#### Provided data

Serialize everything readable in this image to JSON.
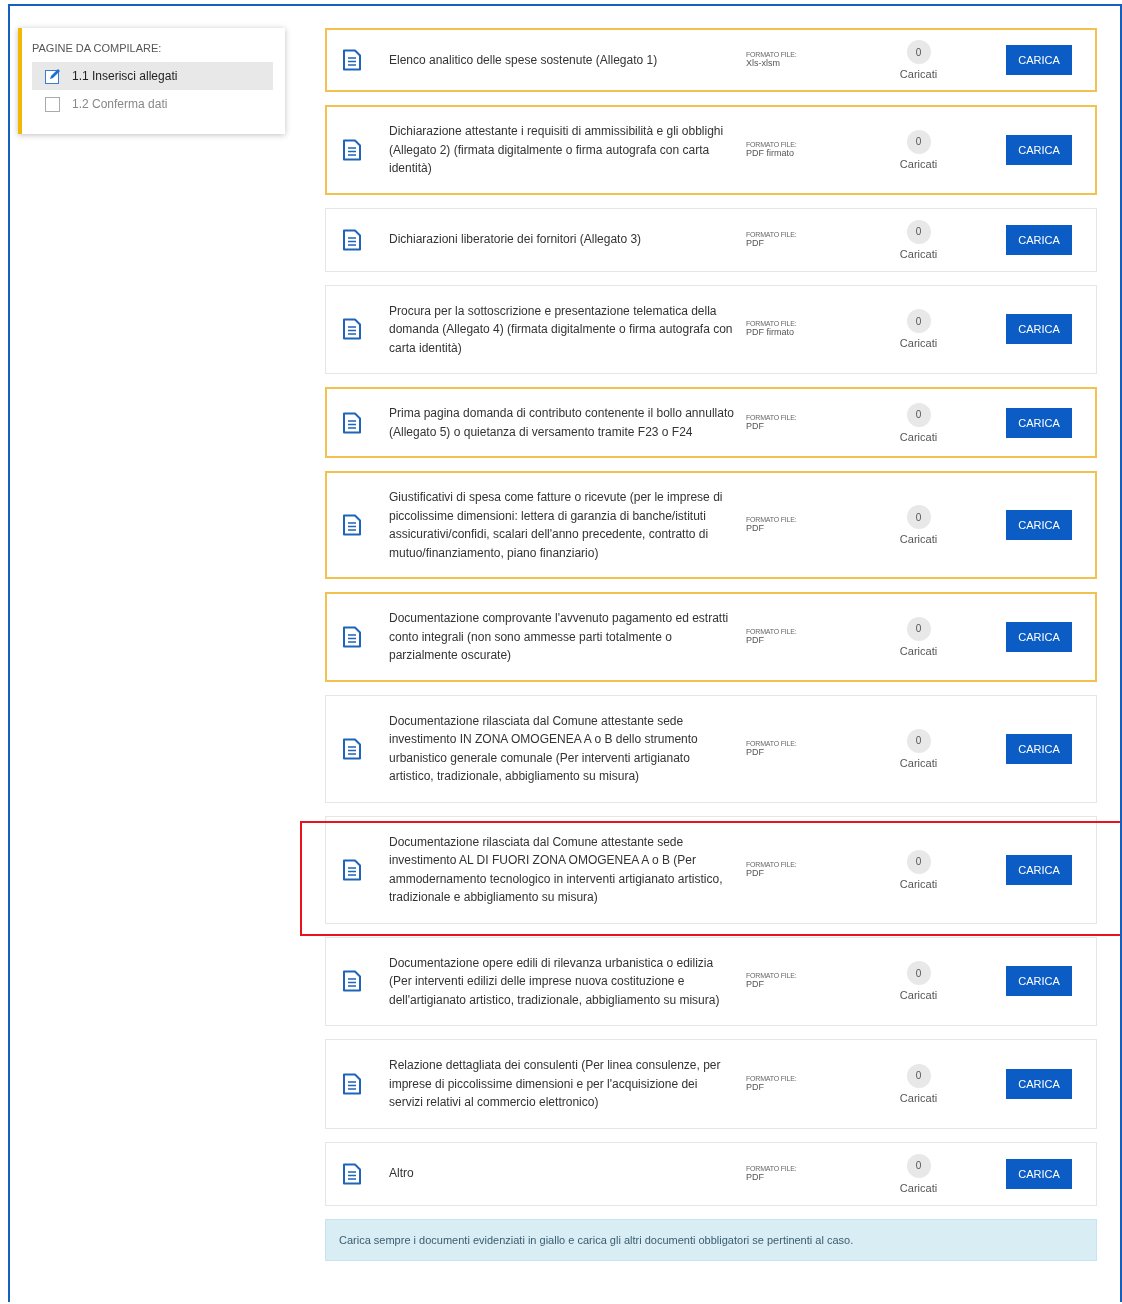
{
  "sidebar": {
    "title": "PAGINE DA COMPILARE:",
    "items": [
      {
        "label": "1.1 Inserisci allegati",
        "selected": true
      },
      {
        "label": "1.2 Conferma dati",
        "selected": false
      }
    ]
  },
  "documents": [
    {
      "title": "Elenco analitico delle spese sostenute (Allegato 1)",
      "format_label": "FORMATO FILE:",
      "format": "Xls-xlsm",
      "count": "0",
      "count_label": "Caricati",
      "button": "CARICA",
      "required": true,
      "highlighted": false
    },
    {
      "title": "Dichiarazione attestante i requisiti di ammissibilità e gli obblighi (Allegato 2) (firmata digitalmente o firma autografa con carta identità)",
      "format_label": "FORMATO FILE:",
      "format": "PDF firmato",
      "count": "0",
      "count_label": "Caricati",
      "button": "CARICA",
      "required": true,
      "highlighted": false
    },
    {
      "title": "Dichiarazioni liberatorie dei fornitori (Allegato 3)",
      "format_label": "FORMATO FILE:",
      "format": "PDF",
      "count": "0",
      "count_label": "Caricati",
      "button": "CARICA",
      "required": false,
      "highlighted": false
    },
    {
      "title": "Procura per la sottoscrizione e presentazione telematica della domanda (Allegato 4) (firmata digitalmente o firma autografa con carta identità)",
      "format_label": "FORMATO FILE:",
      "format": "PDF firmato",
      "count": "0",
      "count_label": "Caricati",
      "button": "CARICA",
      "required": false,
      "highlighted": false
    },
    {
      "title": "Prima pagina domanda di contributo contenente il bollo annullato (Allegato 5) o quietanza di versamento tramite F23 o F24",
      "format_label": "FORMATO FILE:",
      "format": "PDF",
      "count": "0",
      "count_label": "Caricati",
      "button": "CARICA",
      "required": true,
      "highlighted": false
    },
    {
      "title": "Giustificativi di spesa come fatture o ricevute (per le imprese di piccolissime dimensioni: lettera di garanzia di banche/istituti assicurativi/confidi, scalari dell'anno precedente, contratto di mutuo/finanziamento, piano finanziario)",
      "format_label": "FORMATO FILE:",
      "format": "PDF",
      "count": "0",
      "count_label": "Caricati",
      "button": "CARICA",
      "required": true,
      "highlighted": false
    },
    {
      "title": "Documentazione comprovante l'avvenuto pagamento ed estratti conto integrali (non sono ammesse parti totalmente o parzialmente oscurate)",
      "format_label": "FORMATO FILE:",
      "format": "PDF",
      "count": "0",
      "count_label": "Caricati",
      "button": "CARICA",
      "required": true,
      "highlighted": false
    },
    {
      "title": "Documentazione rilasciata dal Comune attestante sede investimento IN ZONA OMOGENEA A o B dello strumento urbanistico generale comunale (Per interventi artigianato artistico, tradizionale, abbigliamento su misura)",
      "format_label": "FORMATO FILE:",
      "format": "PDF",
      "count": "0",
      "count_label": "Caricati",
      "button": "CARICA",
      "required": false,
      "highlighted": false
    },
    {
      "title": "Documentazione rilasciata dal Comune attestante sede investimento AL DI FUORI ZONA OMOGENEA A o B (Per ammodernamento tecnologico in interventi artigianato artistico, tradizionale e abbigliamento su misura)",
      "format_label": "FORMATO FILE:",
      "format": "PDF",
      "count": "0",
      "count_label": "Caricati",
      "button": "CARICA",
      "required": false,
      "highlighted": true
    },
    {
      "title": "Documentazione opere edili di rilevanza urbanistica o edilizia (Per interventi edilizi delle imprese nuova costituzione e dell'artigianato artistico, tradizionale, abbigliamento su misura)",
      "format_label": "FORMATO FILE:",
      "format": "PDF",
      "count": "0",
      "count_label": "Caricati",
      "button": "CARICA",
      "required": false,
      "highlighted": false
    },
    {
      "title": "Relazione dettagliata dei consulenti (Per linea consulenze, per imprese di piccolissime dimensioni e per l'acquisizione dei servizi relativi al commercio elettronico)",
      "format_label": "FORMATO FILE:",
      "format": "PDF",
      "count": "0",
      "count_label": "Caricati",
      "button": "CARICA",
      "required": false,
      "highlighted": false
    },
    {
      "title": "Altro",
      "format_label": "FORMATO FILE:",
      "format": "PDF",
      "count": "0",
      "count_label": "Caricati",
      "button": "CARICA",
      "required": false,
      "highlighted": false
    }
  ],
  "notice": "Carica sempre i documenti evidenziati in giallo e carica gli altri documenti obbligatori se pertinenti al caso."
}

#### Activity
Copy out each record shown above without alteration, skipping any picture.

#### Output for this task
Serialize everything readable in this image to JSON.
{
  "sidebar": {
    "title": "PAGINE DA COMPILARE:",
    "items": [
      {
        "label": "1.1 Inserisci allegati",
        "selected": true
      },
      {
        "label": "1.2 Conferma dati",
        "selected": false
      }
    ]
  },
  "documents": [
    {
      "title": "Elenco analitico delle spese sostenute (Allegato 1)",
      "format_label": "FORMATO FILE:",
      "format": "Xls-xlsm",
      "count": "0",
      "count_label": "Caricati",
      "button": "CARICA",
      "required": true,
      "highlighted": false
    },
    {
      "title": "Dichiarazione attestante i requisiti di ammissibilità e gli obblighi (Allegato 2) (firmata digitalmente o firma autografa con carta identità)",
      "format_label": "FORMATO FILE:",
      "format": "PDF firmato",
      "count": "0",
      "count_label": "Caricati",
      "button": "CARICA",
      "required": true,
      "highlighted": false
    },
    {
      "title": "Dichiarazioni liberatorie dei fornitori (Allegato 3)",
      "format_label": "FORMATO FILE:",
      "format": "PDF",
      "count": "0",
      "count_label": "Caricati",
      "button": "CARICA",
      "required": false,
      "highlighted": false
    },
    {
      "title": "Procura per la sottoscrizione e presentazione telematica della domanda (Allegato 4) (firmata digitalmente o firma autografa con carta identità)",
      "format_label": "FORMATO FILE:",
      "format": "PDF firmato",
      "count": "0",
      "count_label": "Caricati",
      "button": "CARICA",
      "required": false,
      "highlighted": false
    },
    {
      "title": "Prima pagina domanda di contributo contenente il bollo annullato (Allegato 5) o quietanza di versamento tramite F23 o F24",
      "format_label": "FORMATO FILE:",
      "format": "PDF",
      "count": "0",
      "count_label": "Caricati",
      "button": "CARICA",
      "required": true,
      "highlighted": false
    },
    {
      "title": "Giustificativi di spesa come fatture o ricevute (per le imprese di piccolissime dimensioni: lettera di garanzia di banche/istituti assicurativi/confidi, scalari dell'anno precedente, contratto di mutuo/finanziamento, piano finanziario)",
      "format_label": "FORMATO FILE:",
      "format": "PDF",
      "count": "0",
      "count_label": "Caricati",
      "button": "CARICA",
      "required": true,
      "highlighted": false
    },
    {
      "title": "Documentazione comprovante l'avvenuto pagamento ed estratti conto integrali (non sono ammesse parti totalmente o parzialmente oscurate)",
      "format_label": "FORMATO FILE:",
      "format": "PDF",
      "count": "0",
      "count_label": "Caricati",
      "button": "CARICA",
      "required": true,
      "highlighted": false
    },
    {
      "title": "Documentazione rilasciata dal Comune attestante sede investimento IN ZONA OMOGENEA A o B dello strumento urbanistico generale comunale (Per interventi artigianato artistico, tradizionale, abbigliamento su misura)",
      "format_label": "FORMATO FILE:",
      "format": "PDF",
      "count": "0",
      "count_label": "Caricati",
      "button": "CARICA",
      "required": false,
      "highlighted": false
    },
    {
      "title": "Documentazione rilasciata dal Comune attestante sede investimento AL DI FUORI ZONA OMOGENEA A o B (Per ammodernamento tecnologico in interventi artigianato artistico, tradizionale e abbigliamento su misura)",
      "format_label": "FORMATO FILE:",
      "format": "PDF",
      "count": "0",
      "count_label": "Caricati",
      "button": "CARICA",
      "required": false,
      "highlighted": true
    },
    {
      "title": "Documentazione opere edili di rilevanza urbanistica o edilizia (Per interventi edilizi delle imprese nuova costituzione e dell'artigianato artistico, tradizionale, abbigliamento su misura)",
      "format_label": "FORMATO FILE:",
      "format": "PDF",
      "count": "0",
      "count_label": "Caricati",
      "button": "CARICA",
      "required": false,
      "highlighted": false
    },
    {
      "title": "Relazione dettagliata dei consulenti (Per linea consulenze, per imprese di piccolissime dimensioni e per l'acquisizione dei servizi relativi al commercio elettronico)",
      "format_label": "FORMATO FILE:",
      "format": "PDF",
      "count": "0",
      "count_label": "Caricati",
      "button": "CARICA",
      "required": false,
      "highlighted": false
    },
    {
      "title": "Altro",
      "format_label": "FORMATO FILE:",
      "format": "PDF",
      "count": "0",
      "count_label": "Caricati",
      "button": "CARICA",
      "required": false,
      "highlighted": false
    }
  ],
  "notice": "Carica sempre i documenti evidenziati in giallo e carica gli altri documenti obbligatori se pertinenti al caso."
}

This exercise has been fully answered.